The doctors on our Orthopedic Services are highly trained specialists, performing surgery in five different state-of-the-art operating rooms, using the most advanced equipment and materials available today.


Interlocking Nailing

Interlocking nails are used as an alternative to bone plates in the treatment of long bone fractures. Interlocking nails are intramedullary rods locked to the bone via screws or bolts. Because of their size and position in the bone and because they can be applied remotely via small skin incisions, interlocking nails have mechanical and biological advantages compared to bone plates.

iLoc is a system Dr. Loic Dejardin patented and manufactured with BioMedtrix. Michigan State University currently holds the patent.


Our patients are housed within the orthopedic ward in a private cage or run. We take patients out two to three times daily as their conditions permit. Depending on patient needs, we have access to and can consult with other specialists through the hospital.

Computer Assisted Pre-Operative Planning

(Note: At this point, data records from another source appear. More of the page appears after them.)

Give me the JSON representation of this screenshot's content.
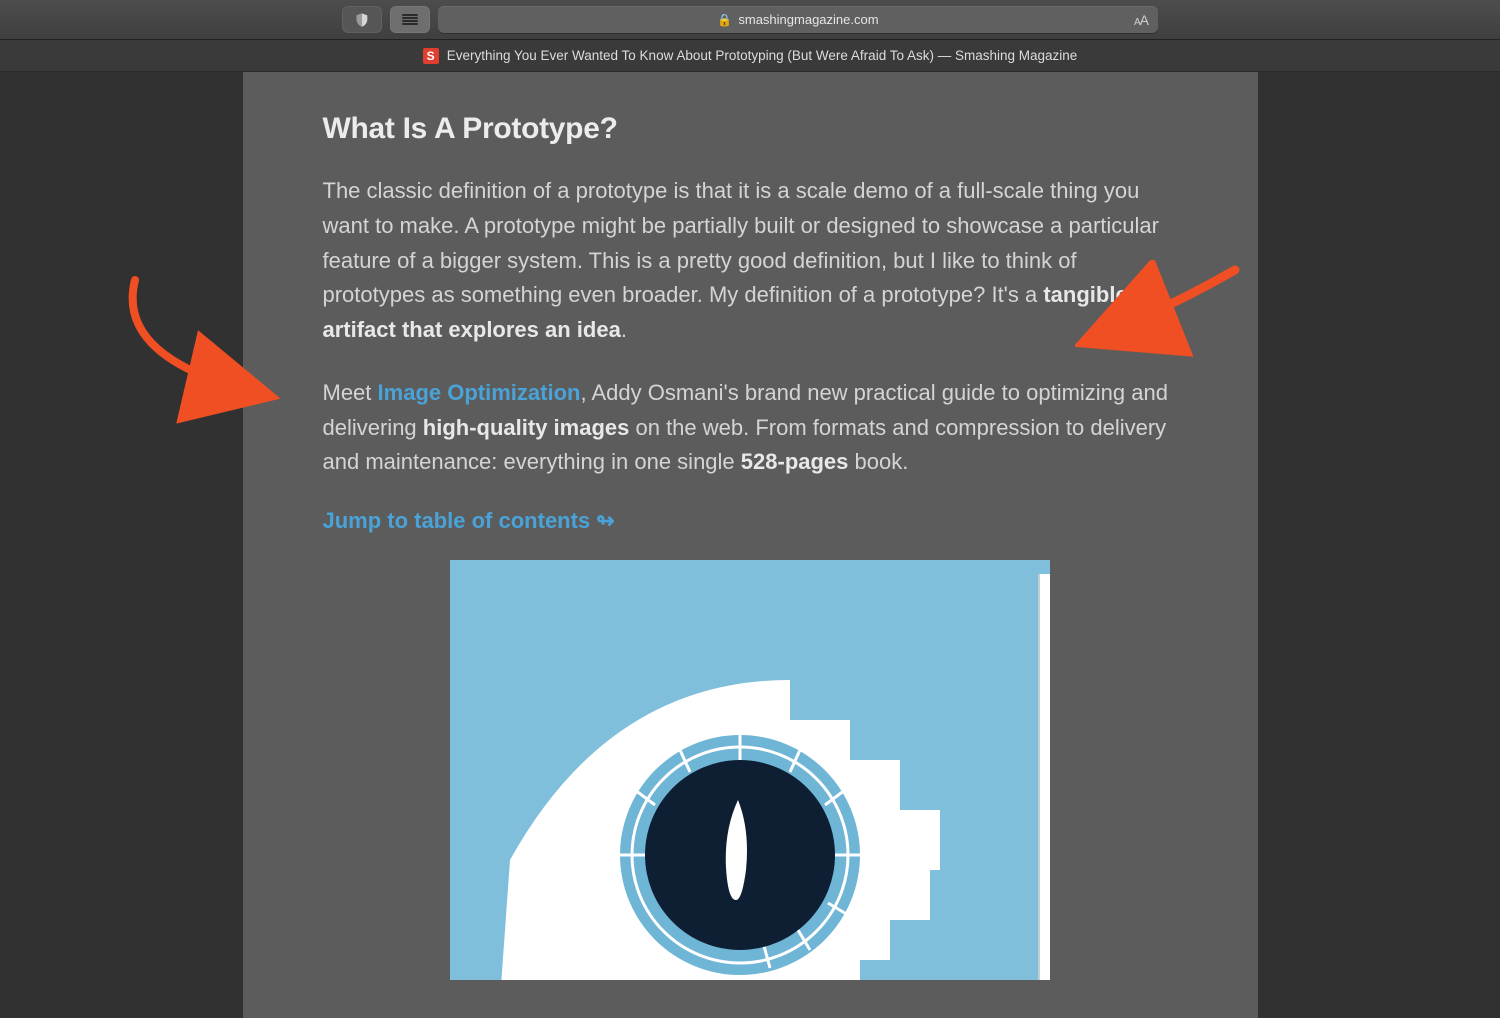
{
  "browser": {
    "domain": "smashingmagazine.com",
    "tab_title": "Everything You Ever Wanted To Know About Prototyping (But Were Afraid To Ask) — Smashing Magazine",
    "favicon_letter": "S",
    "reader_size_label": "AA"
  },
  "article": {
    "heading": "What Is A Prototype?",
    "p1_pre": "The classic definition of a prototype is that it is a scale demo of a full-scale thing you want to make. A prototype might be partially built or designed to showcase a particular feature of a bigger system. This is a pretty good definition, but I like to think of prototypes as something even broader. My definition of a prototype? It's a ",
    "p1_strong": "tangible artifact that explores an idea",
    "p1_post": ".",
    "p2_pre": "Meet ",
    "p2_link": "Image Optimization",
    "p2_mid": ", Addy Osmani's brand new practical guide to optimizing and delivering ",
    "p2_strong1": "high-quality images",
    "p2_mid2": " on the web. From formats and compression to delivery and maintenance: everything in one single ",
    "p2_strong2": "528-pages",
    "p2_post": " book.",
    "jump_link": "Jump to table of contents ↬"
  },
  "colors": {
    "accent_link": "#4aa3d8",
    "annotation_arrow": "#f04e23",
    "book_bg": "#7fbfdc",
    "pupil": "#0e1f33"
  }
}
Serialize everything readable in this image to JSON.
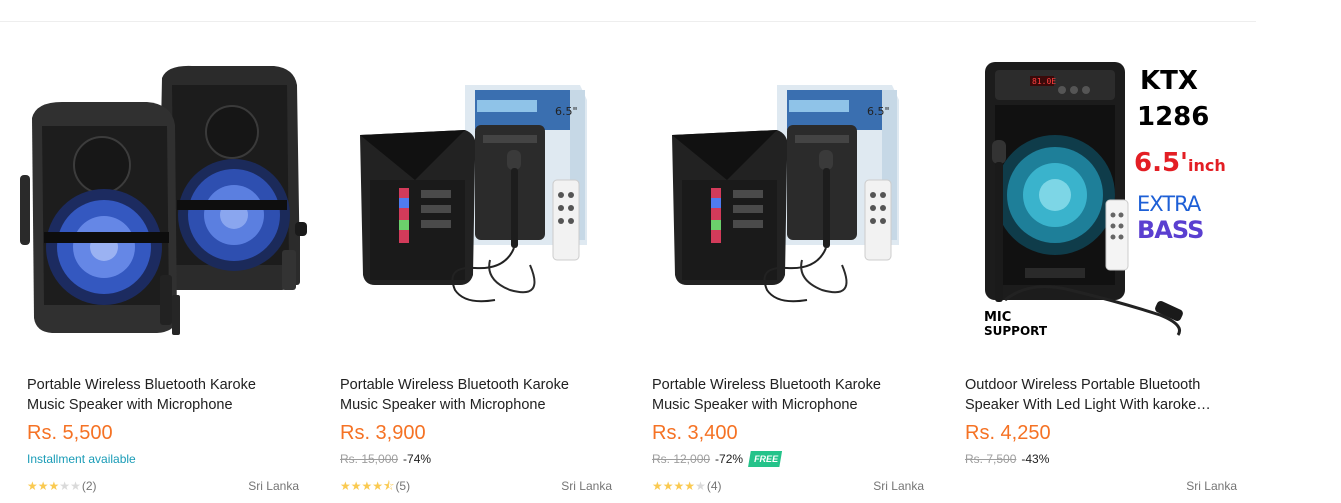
{
  "products": [
    {
      "title": "Portable Wireless Bluetooth Karoke Music Speaker with Microphone",
      "price": "Rs. 5,500",
      "installment": "Installment available",
      "rating": 3,
      "review_count": "(2)",
      "location": "Sri Lanka"
    },
    {
      "title": "Portable Wireless Bluetooth Karoke Music Speaker with Microphone",
      "price": "Rs. 3,900",
      "original_price": "Rs. 15,000",
      "discount": "-74%",
      "rating": 4.5,
      "review_count": "(5)",
      "location": "Sri Lanka"
    },
    {
      "title": "Portable Wireless Bluetooth Karoke Music Speaker with Microphone",
      "price": "Rs. 3,400",
      "original_price": "Rs. 12,000",
      "discount": "-72%",
      "badge": "FREE",
      "rating": 4,
      "review_count": "(4)",
      "location": "Sri Lanka"
    },
    {
      "title": "Outdoor Wireless Portable Bluetooth Speaker With Led Light With karoke…",
      "price": "Rs. 4,250",
      "original_price": "Rs. 7,500",
      "discount": "-43%",
      "location": "Sri Lanka",
      "image_text": {
        "model_line1": "KTX",
        "model_line2": "1286",
        "size": "6.5'",
        "size_unit": "inch",
        "extra": "EXTRA",
        "bass": "BASS",
        "mic": "MIC",
        "support": "SUPPORT"
      }
    }
  ],
  "colors": {
    "price": "#f57224",
    "installment": "#1a9cb7",
    "star": "#faca51",
    "star_empty": "#dadada",
    "free_badge": "#25c38a"
  }
}
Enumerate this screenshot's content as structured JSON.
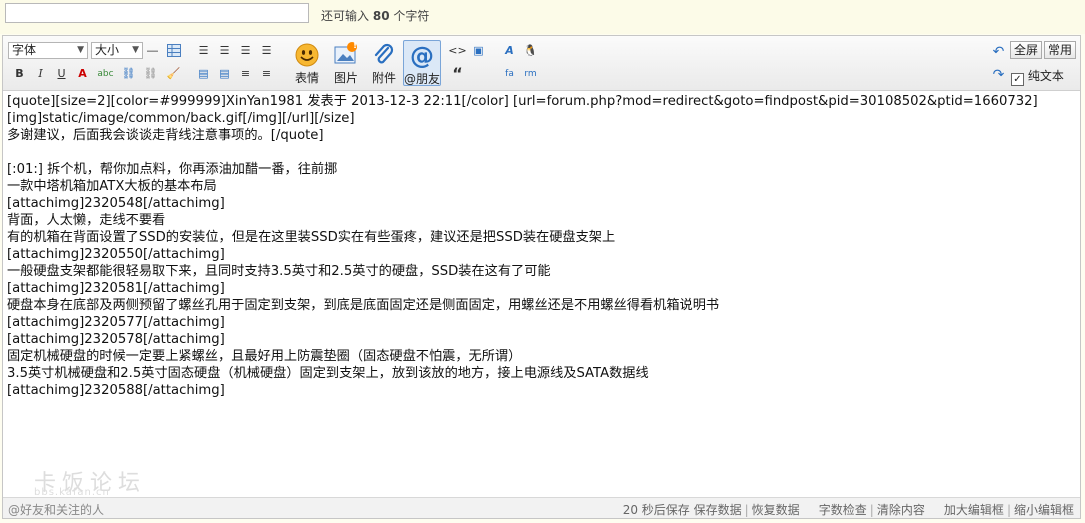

While careful and accurate pre-operative planning is always important in orthopedics, it becomes critical when considering joint replacement, fracture repair particularly via minimally invasive surgery, and revision surgery. To assist our orthopedic surgeons, we have acquired highly sophisticated software that allows for 3-D reconstruction of bone structures from CT and/or digital radiography data. Dedicated templates of common implants including bone plates, interlocking nails and joint prostheses are used to accurately optimize size, shape and position of these implants for best possible outcome. Thanks to this high-tech, state-of-the-art approach, our orthopedic surgeons are able to considerably reduce intra- and post-operative morbidity while optimizing long-term clinical outcome.

Intra-Operative Image Intensification

Intra-operative image intensification is a technology that allows surgeons to view a moving image of the anatomic region of interest, using X-rays during surgery. This usually involves the use of a C-arm (or smaller, mini-C-arm) fluoroscope to acquire images while operating. The major advantages of this technology are 1) it allows orthopedic surgeons to safely place implants, such as rods, screws, and plates, under direct visualization, maximizing patient safety, and 2) it allows surgeons to operate using less invasive surgical techniques, which minimizes trauma to tissues and may help patients to heal faster after surgery. Intra-operative image intensification can be used in many procedures. One of the most common applications is fracture repair. A C-arm fluoroscope can be used to place pins in anatomic regions that present high risks of complications if the implants are not precisely placed, such as in the case of fractures of the spine. A C-arm fluoroscope can also be used to place pins to stabilize fractures using external fixators, to allow for reduction of the fracture and subsequent stabilization without having to make a large surgical incision. This can help to minimize recovery time and optimize function of the affected limb.